━━━━━ ENTRIES SUPPLIED ━━━━━

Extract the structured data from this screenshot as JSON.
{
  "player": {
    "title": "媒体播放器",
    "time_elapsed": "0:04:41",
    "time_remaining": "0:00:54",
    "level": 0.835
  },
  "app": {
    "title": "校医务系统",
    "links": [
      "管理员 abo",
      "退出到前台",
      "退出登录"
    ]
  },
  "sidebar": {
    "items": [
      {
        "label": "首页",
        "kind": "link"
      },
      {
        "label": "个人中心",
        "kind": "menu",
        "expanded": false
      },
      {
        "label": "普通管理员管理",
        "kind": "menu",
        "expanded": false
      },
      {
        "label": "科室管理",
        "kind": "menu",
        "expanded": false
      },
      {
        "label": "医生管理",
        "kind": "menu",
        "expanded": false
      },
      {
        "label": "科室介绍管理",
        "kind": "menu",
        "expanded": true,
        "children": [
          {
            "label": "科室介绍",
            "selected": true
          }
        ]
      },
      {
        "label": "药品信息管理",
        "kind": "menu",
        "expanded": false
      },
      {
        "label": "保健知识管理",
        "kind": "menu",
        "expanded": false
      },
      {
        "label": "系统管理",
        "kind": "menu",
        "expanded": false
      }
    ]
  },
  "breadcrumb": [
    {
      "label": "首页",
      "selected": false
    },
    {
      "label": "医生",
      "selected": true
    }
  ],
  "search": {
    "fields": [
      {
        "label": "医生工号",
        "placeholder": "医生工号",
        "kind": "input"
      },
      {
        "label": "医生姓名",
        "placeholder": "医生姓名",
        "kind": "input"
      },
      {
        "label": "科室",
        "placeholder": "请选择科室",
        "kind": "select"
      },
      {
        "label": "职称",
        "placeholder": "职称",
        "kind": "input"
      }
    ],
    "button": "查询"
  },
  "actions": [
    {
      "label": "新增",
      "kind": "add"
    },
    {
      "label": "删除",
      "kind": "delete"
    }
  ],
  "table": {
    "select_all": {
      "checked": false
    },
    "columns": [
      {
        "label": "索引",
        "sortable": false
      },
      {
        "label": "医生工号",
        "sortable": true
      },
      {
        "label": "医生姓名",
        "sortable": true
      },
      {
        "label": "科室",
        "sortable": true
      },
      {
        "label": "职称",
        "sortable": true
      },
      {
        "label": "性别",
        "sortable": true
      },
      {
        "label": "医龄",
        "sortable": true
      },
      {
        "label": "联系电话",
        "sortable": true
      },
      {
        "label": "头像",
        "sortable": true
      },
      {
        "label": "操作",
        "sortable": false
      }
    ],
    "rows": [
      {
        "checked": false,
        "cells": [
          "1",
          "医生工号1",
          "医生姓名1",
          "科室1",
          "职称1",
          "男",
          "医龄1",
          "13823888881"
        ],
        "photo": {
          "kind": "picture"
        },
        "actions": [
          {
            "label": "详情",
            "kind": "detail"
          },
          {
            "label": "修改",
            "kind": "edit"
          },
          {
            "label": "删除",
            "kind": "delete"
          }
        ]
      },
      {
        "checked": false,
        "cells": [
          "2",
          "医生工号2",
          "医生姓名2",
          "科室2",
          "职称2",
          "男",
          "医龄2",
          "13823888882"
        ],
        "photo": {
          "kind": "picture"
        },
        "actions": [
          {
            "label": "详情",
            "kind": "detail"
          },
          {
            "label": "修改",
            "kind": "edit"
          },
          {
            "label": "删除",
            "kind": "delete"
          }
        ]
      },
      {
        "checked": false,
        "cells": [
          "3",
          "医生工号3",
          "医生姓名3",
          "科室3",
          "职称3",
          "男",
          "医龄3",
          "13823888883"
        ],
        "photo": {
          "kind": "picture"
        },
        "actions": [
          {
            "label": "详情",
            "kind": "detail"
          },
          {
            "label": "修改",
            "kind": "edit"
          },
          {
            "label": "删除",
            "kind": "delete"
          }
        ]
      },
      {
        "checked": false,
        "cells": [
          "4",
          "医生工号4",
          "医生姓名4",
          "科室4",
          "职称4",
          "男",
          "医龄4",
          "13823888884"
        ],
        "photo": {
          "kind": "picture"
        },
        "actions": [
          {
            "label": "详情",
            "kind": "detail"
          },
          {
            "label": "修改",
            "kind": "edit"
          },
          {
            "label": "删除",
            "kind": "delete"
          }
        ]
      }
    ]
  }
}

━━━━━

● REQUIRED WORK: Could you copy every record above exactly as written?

● SOLUTION FOR THIS EXERCISE:
Extract the structured data from this screenshot as JSON.
{
  "player": {
    "title": "媒体播放器",
    "time_elapsed": "0:04:41",
    "time_remaining": "0:00:54",
    "level": 0.835
  },
  "app": {
    "title": "校医务系统",
    "links": [
      "管理员 abo",
      "退出到前台",
      "退出登录"
    ]
  },
  "sidebar": {
    "items": [
      {
        "label": "首页",
        "kind": "link"
      },
      {
        "label": "个人中心",
        "kind": "menu",
        "expanded": false
      },
      {
        "label": "普通管理员管理",
        "kind": "menu",
        "expanded": false
      },
      {
        "label": "科室管理",
        "kind": "menu",
        "expanded": false
      },
      {
        "label": "医生管理",
        "kind": "menu",
        "expanded": false
      },
      {
        "label": "科室介绍管理",
        "kind": "menu",
        "expanded": true,
        "children": [
          {
            "label": "科室介绍",
            "selected": true
          }
        ]
      },
      {
        "label": "药品信息管理",
        "kind": "menu",
        "expanded": false
      },
      {
        "label": "保健知识管理",
        "kind": "menu",
        "expanded": false
      },
      {
        "label": "系统管理",
        "kind": "menu",
        "expanded": false
      }
    ]
  },
  "breadcrumb": [
    {
      "label": "首页",
      "selected": false
    },
    {
      "label": "医生",
      "selected": true
    }
  ],
  "search": {
    "fields": [
      {
        "label": "医生工号",
        "placeholder": "医生工号",
        "kind": "input"
      },
      {
        "label": "医生姓名",
        "placeholder": "医生姓名",
        "kind": "input"
      },
      {
        "label": "科室",
        "placeholder": "请选择科室",
        "kind": "select"
      },
      {
        "label": "职称",
        "placeholder": "职称",
        "kind": "input"
      }
    ],
    "button": "查询"
  },
  "actions": [
    {
      "label": "新增",
      "kind": "add"
    },
    {
      "label": "删除",
      "kind": "delete"
    }
  ],
  "table": {
    "select_all": {
      "checked": false
    },
    "columns": [
      {
        "label": "索引",
        "sortable": false
      },
      {
        "label": "医生工号",
        "sortable": true
      },
      {
        "label": "医生姓名",
        "sortable": true
      },
      {
        "label": "科室",
        "sortable": true
      },
      {
        "label": "职称",
        "sortable": true
      },
      {
        "label": "性别",
        "sortable": true
      },
      {
        "label": "医龄",
        "sortable": true
      },
      {
        "label": "联系电话",
        "sortable": true
      },
      {
        "label": "头像",
        "sortable": true
      },
      {
        "label": "操作",
        "sortable": false
      }
    ],
    "rows": [
      {
        "checked": false,
        "cells": [
          "1",
          "医生工号1",
          "医生姓名1",
          "科室1",
          "职称1",
          "男",
          "医龄1",
          "13823888881"
        ],
        "photo": {
          "kind": "picture"
        },
        "actions": [
          {
            "label": "详情",
            "kind": "detail"
          },
          {
            "label": "修改",
            "kind": "edit"
          },
          {
            "label": "删除",
            "kind": "delete"
          }
        ]
      },
      {
        "checked": false,
        "cells": [
          "2",
          "医生工号2",
          "医生姓名2",
          "科室2",
          "职称2",
          "男",
          "医龄2",
          "13823888882"
        ],
        "photo": {
          "kind": "picture"
        },
        "actions": [
          {
            "label": "详情",
            "kind": "detail"
          },
          {
            "label": "修改",
            "kind": "edit"
          },
          {
            "label": "删除",
            "kind": "delete"
          }
        ]
      },
      {
        "checked": false,
        "cells": [
          "3",
          "医生工号3",
          "医生姓名3",
          "科室3",
          "职称3",
          "男",
          "医龄3",
          "13823888883"
        ],
        "photo": {
          "kind": "picture"
        },
        "actions": [
          {
            "label": "详情",
            "kind": "detail"
          },
          {
            "label": "修改",
            "kind": "edit"
          },
          {
            "label": "删除",
            "kind": "delete"
          }
        ]
      },
      {
        "checked": false,
        "cells": [
          "4",
          "医生工号4",
          "医生姓名4",
          "科室4",
          "职称4",
          "男",
          "医龄4",
          "13823888884"
        ],
        "photo": {
          "kind": "picture"
        },
        "actions": [
          {
            "label": "详情",
            "kind": "detail"
          },
          {
            "label": "修改",
            "kind": "edit"
          },
          {
            "label": "删除",
            "kind": "delete"
          }
        ]
      }
    ]
  }
}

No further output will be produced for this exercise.